▶ Exercise
Retype the entries word for word, leaving nothing out.

▶ Entries supplied
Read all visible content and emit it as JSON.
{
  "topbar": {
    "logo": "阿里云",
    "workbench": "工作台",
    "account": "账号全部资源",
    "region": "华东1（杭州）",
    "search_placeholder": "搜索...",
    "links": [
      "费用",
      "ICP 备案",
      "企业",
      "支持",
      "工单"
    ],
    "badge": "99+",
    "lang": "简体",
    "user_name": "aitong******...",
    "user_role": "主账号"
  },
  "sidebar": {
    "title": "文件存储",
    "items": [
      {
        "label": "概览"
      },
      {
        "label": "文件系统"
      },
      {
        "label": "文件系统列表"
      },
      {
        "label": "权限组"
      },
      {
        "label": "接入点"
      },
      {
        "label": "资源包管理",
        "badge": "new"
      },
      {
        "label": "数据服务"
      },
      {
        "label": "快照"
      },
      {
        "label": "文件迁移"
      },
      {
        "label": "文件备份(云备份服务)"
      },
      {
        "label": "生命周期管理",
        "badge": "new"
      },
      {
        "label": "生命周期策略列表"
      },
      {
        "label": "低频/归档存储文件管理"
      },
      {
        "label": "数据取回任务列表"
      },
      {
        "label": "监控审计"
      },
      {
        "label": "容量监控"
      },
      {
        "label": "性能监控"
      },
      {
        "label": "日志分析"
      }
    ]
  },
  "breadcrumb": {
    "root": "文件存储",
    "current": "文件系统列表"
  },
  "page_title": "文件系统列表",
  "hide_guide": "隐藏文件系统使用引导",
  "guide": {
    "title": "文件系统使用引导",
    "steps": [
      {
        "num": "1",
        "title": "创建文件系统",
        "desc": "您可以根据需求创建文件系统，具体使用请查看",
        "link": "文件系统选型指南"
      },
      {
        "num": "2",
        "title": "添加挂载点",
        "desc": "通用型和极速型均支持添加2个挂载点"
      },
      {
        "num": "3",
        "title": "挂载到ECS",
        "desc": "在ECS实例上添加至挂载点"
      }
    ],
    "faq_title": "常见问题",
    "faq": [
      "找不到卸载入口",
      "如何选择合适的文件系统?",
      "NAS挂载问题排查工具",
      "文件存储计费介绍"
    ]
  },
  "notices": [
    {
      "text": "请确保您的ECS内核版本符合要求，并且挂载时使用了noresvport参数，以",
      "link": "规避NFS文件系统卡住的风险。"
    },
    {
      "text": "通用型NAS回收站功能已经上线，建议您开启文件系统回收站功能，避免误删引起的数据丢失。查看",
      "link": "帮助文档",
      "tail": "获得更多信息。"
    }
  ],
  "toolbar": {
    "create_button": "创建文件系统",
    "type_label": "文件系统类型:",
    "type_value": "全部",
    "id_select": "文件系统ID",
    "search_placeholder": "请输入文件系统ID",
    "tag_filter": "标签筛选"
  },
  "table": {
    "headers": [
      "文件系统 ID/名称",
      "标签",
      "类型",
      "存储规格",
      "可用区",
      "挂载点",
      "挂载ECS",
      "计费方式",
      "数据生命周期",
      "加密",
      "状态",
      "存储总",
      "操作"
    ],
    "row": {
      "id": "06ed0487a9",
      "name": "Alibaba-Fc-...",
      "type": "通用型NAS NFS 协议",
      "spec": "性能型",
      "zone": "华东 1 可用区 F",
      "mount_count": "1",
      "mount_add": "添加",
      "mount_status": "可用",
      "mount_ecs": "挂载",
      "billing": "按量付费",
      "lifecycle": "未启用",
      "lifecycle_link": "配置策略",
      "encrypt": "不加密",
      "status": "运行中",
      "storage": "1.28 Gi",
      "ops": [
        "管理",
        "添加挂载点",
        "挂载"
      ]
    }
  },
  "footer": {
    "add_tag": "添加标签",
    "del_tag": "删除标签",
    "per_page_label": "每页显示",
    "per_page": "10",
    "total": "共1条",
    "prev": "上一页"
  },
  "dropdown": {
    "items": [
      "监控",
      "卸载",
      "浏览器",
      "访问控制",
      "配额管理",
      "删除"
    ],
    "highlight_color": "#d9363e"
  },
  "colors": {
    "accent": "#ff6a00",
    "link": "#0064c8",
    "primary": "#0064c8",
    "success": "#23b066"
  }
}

▶ Response
Read all visible content and emit it as JSON.
{
  "topbar": {
    "logo": "阿里云",
    "workbench": "工作台",
    "account": "账号全部资源",
    "region": "华东1（杭州）",
    "search_placeholder": "搜索...",
    "links": [
      "费用",
      "ICP 备案",
      "企业",
      "支持",
      "工单"
    ],
    "badge": "99+",
    "lang": "简体",
    "user_name": "aitong******...",
    "user_role": "主账号"
  },
  "sidebar": {
    "title": "文件存储",
    "items": [
      {
        "label": "概览"
      },
      {
        "label": "文件系统"
      },
      {
        "label": "文件系统列表"
      },
      {
        "label": "权限组"
      },
      {
        "label": "接入点"
      },
      {
        "label": "资源包管理",
        "badge": "new"
      },
      {
        "label": "数据服务"
      },
      {
        "label": "快照"
      },
      {
        "label": "文件迁移"
      },
      {
        "label": "文件备份(云备份服务)"
      },
      {
        "label": "生命周期管理",
        "badge": "new"
      },
      {
        "label": "生命周期策略列表"
      },
      {
        "label": "低频/归档存储文件管理"
      },
      {
        "label": "数据取回任务列表"
      },
      {
        "label": "监控审计"
      },
      {
        "label": "容量监控"
      },
      {
        "label": "性能监控"
      },
      {
        "label": "日志分析"
      }
    ]
  },
  "breadcrumb": {
    "root": "文件存储",
    "current": "文件系统列表"
  },
  "page_title": "文件系统列表",
  "hide_guide": "隐藏文件系统使用引导",
  "guide": {
    "title": "文件系统使用引导",
    "steps": [
      {
        "num": "1",
        "title": "创建文件系统",
        "desc": "您可以根据需求创建文件系统，具体使用请查看",
        "link": "文件系统选型指南"
      },
      {
        "num": "2",
        "title": "添加挂载点",
        "desc": "通用型和极速型均支持添加2个挂载点"
      },
      {
        "num": "3",
        "title": "挂载到ECS",
        "desc": "在ECS实例上添加至挂载点"
      }
    ],
    "faq_title": "常见问题",
    "faq": [
      "找不到卸载入口",
      "如何选择合适的文件系统?",
      "NAS挂载问题排查工具",
      "文件存储计费介绍"
    ]
  },
  "notices": [
    {
      "text": "请确保您的ECS内核版本符合要求，并且挂载时使用了noresvport参数，以",
      "link": "规避NFS文件系统卡住的风险。"
    },
    {
      "text": "通用型NAS回收站功能已经上线，建议您开启文件系统回收站功能，避免误删引起的数据丢失。查看",
      "link": "帮助文档",
      "tail": "获得更多信息。"
    }
  ],
  "toolbar": {
    "create_button": "创建文件系统",
    "type_label": "文件系统类型:",
    "type_value": "全部",
    "id_select": "文件系统ID",
    "search_placeholder": "请输入文件系统ID",
    "tag_filter": "标签筛选"
  },
  "table": {
    "headers": [
      "文件系统 ID/名称",
      "标签",
      "类型",
      "存储规格",
      "可用区",
      "挂载点",
      "挂载ECS",
      "计费方式",
      "数据生命周期",
      "加密",
      "状态",
      "存储总",
      "操作"
    ],
    "row": {
      "id": "06ed0487a9",
      "name": "Alibaba-Fc-...",
      "type": "通用型NAS NFS 协议",
      "spec": "性能型",
      "zone": "华东 1 可用区 F",
      "mount_count": "1",
      "mount_add": "添加",
      "mount_status": "可用",
      "mount_ecs": "挂载",
      "billing": "按量付费",
      "lifecycle": "未启用",
      "lifecycle_link": "配置策略",
      "encrypt": "不加密",
      "status": "运行中",
      "storage": "1.28 Gi",
      "ops": [
        "管理",
        "添加挂载点",
        "挂载"
      ]
    }
  },
  "footer": {
    "add_tag": "添加标签",
    "del_tag": "删除标签",
    "per_page_label": "每页显示",
    "per_page": "10",
    "total": "共1条",
    "prev": "上一页"
  },
  "dropdown": {
    "items": [
      "监控",
      "卸载",
      "浏览器",
      "访问控制",
      "配额管理",
      "删除"
    ],
    "highlight_color": "#d9363e"
  },
  "colors": {
    "accent": "#ff6a00",
    "link": "#0064c8",
    "primary": "#0064c8",
    "success": "#23b066"
  }
}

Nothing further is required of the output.